Dutch police arrested dozens of fans of soccer club AZ Alkmaar after chanting antisemitic songs on the train on their way to their team's match against AFC Ajax on Sunday (which ended in a 0-0 draw).
The police warned the fans to stop the antisemitic chants, but they didn't cooperate, resulting in the arrest of over 150 fans.
Ajax is associated with the Jewish community due to its stadium's location near a Jewish neighborhood in the 1930s, and many of its fans and players being Jewish.
Over the years, the team has embraced a "Jewish identity" for themselves and among other things, waving Israeli flags and singing Jewish songs like "Hava Nagila."
Rabbi Menachem Margolin, the Chairman of the European Jewish Association, thanked the Dutch police for their decisive handling of fans who made antisemitic chants and called on the management of Ajax to engage in educational activities with the participation of the team's stars and to declare the adoption of the principles of the International Holocaust Remembrance Alliance.

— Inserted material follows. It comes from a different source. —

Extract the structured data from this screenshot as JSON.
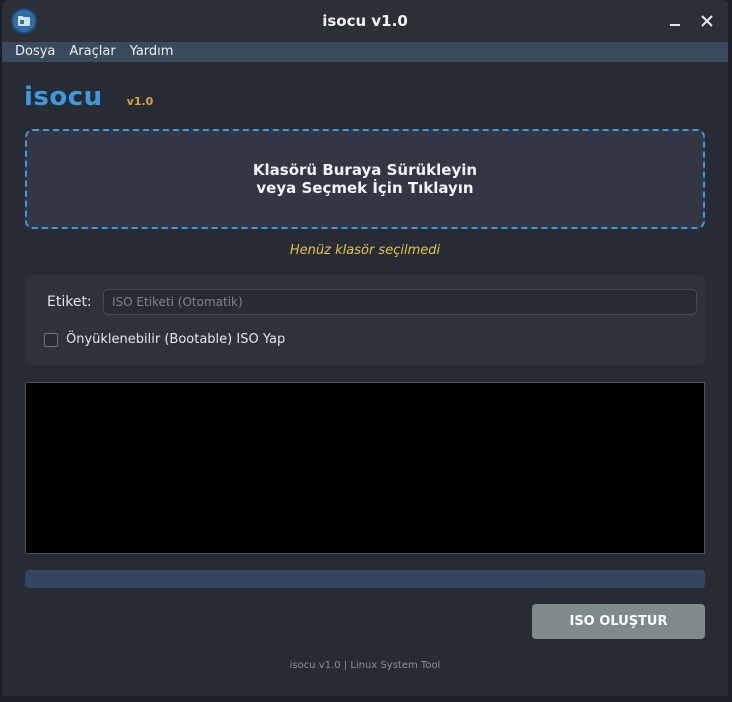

"There is no place in Europe in 2023 for antisemitic songs of hatred, and those who do not act decisively nowadays against the hatred of Jews will find themselves attacked in the future by the same brutes under a different pretext," said Rabbi Margolin, recommending taking an example from the impressive educational activities carried out by the English team FC Chelsea, which won the King David Award from the EJA (European Jewish Association) for its ongoing struggle against antisemitism and hateful discourse on and off the field.